I'm claiming that neither [e] nor [ɛ] are used for /æ/ in English, to the extent that the OP thinks is common, unless she has been listening almost exclusively to NZE.
Maybe. I'm not convinced that I say [e] for /e/ (or something closer to [e] than [ɛ]) at all! The vowel in 'bed' is [ɛ]. And speakers of Spanish and Italian who have heard my attempts at their language do not accept my normal Australian /e/ for their [e], which they should if I say [e] - but perhaps not necessarily if it's only "something closer to [e] than [ɛ] ".In Australian English, the vowel is closer to [e]
But I take it that we agree on [æ].
Last edited by Raymott; 21-Jan-2014 at 09:01.

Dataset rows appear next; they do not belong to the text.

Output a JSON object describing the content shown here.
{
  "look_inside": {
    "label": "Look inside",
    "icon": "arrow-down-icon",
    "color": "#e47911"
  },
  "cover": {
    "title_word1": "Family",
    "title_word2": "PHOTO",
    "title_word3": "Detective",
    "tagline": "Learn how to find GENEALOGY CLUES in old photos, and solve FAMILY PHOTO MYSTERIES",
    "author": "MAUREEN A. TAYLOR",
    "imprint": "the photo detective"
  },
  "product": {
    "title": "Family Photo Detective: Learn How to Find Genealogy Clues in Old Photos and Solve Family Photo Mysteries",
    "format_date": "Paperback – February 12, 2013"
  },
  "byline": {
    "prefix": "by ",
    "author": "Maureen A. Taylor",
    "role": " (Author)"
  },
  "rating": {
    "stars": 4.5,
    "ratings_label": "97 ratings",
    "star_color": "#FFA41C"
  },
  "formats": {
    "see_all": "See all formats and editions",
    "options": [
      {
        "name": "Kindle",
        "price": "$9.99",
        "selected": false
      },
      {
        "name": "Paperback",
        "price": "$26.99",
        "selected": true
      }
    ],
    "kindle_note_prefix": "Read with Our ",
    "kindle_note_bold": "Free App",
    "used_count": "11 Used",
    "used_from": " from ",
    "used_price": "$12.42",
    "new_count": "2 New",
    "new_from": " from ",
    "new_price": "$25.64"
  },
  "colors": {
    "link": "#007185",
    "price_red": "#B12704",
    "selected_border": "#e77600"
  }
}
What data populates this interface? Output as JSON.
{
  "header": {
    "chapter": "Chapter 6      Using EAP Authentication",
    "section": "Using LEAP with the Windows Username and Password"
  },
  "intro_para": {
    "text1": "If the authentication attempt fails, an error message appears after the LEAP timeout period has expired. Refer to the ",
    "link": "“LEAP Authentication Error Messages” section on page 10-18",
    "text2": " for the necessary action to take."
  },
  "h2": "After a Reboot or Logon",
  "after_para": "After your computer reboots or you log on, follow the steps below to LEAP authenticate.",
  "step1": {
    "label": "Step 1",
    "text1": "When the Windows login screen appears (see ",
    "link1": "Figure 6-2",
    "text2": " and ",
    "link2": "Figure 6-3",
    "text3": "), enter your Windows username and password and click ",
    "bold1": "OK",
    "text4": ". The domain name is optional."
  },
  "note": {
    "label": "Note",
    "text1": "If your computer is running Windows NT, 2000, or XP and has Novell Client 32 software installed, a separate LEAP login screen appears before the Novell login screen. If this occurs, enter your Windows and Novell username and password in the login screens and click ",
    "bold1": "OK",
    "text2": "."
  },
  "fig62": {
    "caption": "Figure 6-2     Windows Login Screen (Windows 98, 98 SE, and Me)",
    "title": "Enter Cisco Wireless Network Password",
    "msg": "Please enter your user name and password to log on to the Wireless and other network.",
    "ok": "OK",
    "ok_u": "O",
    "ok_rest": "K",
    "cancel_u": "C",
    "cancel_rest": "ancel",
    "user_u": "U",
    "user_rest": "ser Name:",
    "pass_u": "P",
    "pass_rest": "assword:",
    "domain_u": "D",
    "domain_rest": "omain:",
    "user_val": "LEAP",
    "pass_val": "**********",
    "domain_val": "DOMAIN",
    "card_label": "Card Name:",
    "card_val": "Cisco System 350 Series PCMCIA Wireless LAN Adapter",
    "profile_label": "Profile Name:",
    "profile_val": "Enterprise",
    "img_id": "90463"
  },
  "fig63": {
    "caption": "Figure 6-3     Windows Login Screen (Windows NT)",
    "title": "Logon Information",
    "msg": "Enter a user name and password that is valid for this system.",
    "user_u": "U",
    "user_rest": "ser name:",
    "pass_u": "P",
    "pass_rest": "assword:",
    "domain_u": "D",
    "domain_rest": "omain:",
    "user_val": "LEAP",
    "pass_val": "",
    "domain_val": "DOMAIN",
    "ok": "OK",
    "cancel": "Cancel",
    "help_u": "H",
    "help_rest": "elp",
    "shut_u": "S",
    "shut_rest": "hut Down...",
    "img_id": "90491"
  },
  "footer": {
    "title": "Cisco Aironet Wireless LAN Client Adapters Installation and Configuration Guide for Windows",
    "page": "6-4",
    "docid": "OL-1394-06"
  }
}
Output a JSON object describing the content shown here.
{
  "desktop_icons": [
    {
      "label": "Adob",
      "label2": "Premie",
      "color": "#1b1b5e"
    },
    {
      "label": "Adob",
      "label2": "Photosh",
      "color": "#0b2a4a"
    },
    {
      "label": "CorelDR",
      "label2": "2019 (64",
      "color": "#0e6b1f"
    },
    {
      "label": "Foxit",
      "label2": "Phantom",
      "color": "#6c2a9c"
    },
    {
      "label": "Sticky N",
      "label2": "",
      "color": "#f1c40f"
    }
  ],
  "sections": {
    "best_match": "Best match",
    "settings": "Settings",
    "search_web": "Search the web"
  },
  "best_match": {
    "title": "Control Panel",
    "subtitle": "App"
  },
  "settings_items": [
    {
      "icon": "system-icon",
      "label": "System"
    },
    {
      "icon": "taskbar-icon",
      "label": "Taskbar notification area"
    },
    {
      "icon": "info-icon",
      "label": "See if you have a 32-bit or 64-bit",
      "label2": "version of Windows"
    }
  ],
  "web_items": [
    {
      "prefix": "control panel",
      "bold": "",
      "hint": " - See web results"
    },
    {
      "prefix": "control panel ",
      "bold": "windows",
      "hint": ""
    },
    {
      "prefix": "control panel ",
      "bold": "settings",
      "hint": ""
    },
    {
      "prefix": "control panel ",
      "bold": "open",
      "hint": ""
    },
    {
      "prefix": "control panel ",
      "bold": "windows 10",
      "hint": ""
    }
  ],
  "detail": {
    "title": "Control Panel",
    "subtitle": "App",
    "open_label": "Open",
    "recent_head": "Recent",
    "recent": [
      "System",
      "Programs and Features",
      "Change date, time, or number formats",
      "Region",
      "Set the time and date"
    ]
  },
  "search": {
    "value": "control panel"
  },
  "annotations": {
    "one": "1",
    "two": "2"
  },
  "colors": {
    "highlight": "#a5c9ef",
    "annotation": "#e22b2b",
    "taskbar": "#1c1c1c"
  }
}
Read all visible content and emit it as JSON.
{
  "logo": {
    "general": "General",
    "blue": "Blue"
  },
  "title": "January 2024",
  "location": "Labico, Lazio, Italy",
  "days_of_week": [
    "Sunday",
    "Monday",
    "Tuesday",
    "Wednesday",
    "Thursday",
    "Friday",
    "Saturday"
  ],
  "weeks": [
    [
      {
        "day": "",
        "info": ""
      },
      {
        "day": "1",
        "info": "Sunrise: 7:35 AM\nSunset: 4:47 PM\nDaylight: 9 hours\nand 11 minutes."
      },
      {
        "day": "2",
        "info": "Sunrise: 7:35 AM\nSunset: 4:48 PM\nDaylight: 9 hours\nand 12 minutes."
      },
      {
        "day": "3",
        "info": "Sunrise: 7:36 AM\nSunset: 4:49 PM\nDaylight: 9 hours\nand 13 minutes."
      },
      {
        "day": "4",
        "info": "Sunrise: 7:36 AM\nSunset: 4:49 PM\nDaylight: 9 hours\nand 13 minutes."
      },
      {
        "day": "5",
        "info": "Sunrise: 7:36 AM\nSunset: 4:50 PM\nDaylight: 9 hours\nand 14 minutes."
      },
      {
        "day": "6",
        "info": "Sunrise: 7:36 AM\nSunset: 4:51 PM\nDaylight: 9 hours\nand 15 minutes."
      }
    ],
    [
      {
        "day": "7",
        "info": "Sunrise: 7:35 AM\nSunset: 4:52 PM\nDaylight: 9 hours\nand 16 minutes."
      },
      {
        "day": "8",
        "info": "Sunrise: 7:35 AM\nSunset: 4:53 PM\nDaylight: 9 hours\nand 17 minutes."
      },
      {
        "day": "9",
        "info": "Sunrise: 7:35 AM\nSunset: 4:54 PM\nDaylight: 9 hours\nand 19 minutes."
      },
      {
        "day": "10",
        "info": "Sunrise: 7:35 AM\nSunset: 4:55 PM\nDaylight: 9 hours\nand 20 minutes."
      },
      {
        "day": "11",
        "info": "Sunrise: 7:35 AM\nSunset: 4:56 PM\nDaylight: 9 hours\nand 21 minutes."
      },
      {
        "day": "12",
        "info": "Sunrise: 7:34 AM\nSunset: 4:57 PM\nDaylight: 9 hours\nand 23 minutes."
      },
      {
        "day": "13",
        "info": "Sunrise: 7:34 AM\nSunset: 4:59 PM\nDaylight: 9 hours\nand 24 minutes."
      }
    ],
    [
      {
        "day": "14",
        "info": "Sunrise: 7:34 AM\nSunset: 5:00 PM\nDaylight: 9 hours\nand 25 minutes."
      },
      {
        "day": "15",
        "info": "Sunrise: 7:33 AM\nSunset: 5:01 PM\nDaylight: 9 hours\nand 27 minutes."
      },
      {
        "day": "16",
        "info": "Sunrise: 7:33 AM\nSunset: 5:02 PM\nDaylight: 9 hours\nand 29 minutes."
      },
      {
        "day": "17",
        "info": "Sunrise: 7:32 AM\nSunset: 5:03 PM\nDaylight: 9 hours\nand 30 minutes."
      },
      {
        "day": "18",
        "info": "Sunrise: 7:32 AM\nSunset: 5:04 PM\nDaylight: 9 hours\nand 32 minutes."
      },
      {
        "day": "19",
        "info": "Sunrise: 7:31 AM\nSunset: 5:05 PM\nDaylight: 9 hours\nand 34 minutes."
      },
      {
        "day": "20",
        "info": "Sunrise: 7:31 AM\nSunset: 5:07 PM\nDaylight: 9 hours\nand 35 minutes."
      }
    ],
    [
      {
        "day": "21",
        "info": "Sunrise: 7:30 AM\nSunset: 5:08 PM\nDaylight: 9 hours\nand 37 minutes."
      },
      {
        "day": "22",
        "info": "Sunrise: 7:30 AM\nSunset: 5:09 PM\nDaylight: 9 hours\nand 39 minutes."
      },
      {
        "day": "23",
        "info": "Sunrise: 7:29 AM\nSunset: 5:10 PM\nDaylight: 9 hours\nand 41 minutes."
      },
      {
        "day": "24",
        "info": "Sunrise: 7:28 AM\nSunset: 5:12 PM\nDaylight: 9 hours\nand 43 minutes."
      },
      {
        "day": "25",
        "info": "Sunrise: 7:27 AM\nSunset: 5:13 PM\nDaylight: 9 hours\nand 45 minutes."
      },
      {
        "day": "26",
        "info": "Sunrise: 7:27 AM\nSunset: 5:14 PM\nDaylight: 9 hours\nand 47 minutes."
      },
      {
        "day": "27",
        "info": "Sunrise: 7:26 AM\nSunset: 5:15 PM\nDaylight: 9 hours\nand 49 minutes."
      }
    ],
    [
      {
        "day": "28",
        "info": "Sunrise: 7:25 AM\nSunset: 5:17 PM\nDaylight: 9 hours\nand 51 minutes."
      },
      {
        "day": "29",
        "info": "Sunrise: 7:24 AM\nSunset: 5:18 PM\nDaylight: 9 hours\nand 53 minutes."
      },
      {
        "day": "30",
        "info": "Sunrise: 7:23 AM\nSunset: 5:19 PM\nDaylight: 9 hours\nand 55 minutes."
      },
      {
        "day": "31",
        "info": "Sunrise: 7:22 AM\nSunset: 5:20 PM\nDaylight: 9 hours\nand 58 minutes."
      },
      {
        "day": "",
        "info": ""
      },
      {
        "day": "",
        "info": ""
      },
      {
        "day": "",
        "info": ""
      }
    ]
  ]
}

i think it actually might be my interpretation, but it might also be a slight variation from the vowel sound we have in cat, meaning, not as long as cat, but not as short as "ten" either. Im going to try and do some careful listening exercises on that. Oh geez. Thats what happens when u dont have a boyfriend! Lol thanks